“Don’t look at me like that!” She wanted to slap him away. She wanted to hold on to him and cling. She wanted a million things her mind couldn’t find the words for.

“Like what?”

Like you care. Like you want to care.

During the first few chapters, I was in the throes of an “OMG, what if I don’t like this, the author is a Twitter friend and I’ll feel so guilty and she’ll stop tweeting pictures of half-naked baseball players for meeee” flail. Then the heroine had her own flaming panic attack which made me like her much more and my Book Anxiety calmed to a tolerable level. But the heroine’s panic attack was induced by a brain-melting Storage Closet Sex Orgasm, which has never happened to me, so I’m still a little bitter about that.

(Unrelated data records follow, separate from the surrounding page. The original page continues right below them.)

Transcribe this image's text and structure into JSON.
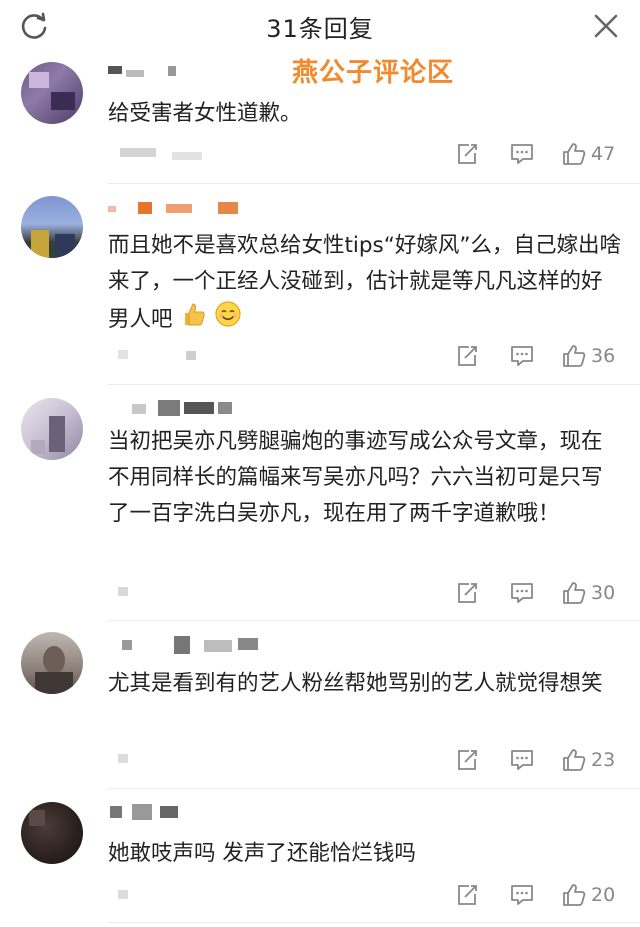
{
  "header": {
    "title": "31条回复",
    "refresh_icon": "refresh-icon",
    "close_icon": "close-icon"
  },
  "watermark": "燕公子评论区",
  "comments": [
    {
      "text": "给受害者女性道歉。",
      "likes": "47"
    },
    {
      "text": "而且她不是喜欢总给女性tips“好嫁风”么，自己嫁出啥来了，一个正经人没碰到，估计就是等凡凡这样的好男人吧",
      "likes": "36"
    },
    {
      "text": "当初把吴亦凡劈腿骗炮的事迹写成公众号文章，现在不用同样长的篇幅来写吴亦凡吗？六六当初可是只写了一百字洗白吴亦凡，现在用了两千字道歉哦！",
      "likes": "30"
    },
    {
      "text": "尤其是看到有的艺人粉丝帮她骂别的艺人就觉得想笑",
      "likes": "23"
    },
    {
      "text": "她敢吱声吗 发声了还能恰烂钱吗",
      "likes": "20"
    }
  ],
  "colors": {
    "watermark": "#f08a2c",
    "icon_gray": "#8a8a8a",
    "text": "#222222"
  }
}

ANYWAY. I found it really hard to connect with the first half of the story because heroine Vivvy is so purposefully “cool and detached” that I wasn’t feeling the romantic or sexual chemistry at all. But when she starts opening up after the panic attack and lets all the feelings in, she’s a much more compelling character.

Plus, you know, a brooding hottie pilot and Storage Closet Sex.

One-Quote Review: Playing the Maestro by Aubrie Dionne

Playing the Maestro by Aubrie Dionne

  • Title: Playing the Maestro
  • Author: Aubrie Dionne
  • Series: N/A
  • Genre(s): Contemporary
  • Publisher: Entangled, February 2013
  • Source: NetGalley ($2.99 ebook)
  • Length: 190 pages
  • Trope(s): Lust in the Workplace, Supermodel Ex-Girlfriend, Big Misunderstanding, Plot Moppets
  • Quick blurb: Professional flutist gets the hots for her community orchestra’s new guest conductor.
  • Quick review: Good start, but flattened into a predictable and superficial soap opera.
  • Grade: C-

Too bad he has a baton up his ass….

I am a classical music geek (you’re not surprised), so I figured this book would either win me over or piss me off. It wound up being somewhere in between, landing in the “well, I finished it…” category.

I was pleasantly surprised with the first few chapters because the author (a professional musician) actually addresses the touchy ethics of workplace romances. But when the first Total Drama Moment (heroine gets mugged in the alley behind the concert hall) led into some Now? Really??? lusting (she’s in pain from a possible concussion one minute, then Thinking Dirty Thoughts the next), my eyes started rolling.

Add in the superfluous Sick Child(ren) Plot Moppet(s) and the off-the-shelf Weasely Ex-Boyfriend and Supermodel Ex-Girlfriend rom-com stock characters, and the Sequined Showdown at the Donors’ Gala crisis, and this book wound up having about as much emotional depth as a John Tesh concert.

However…. Give sidekick Carly the Smartass Oboe Player a sequel with a Shy But Loyal Tuba Player and I AM THERE. I don’t care who writes it.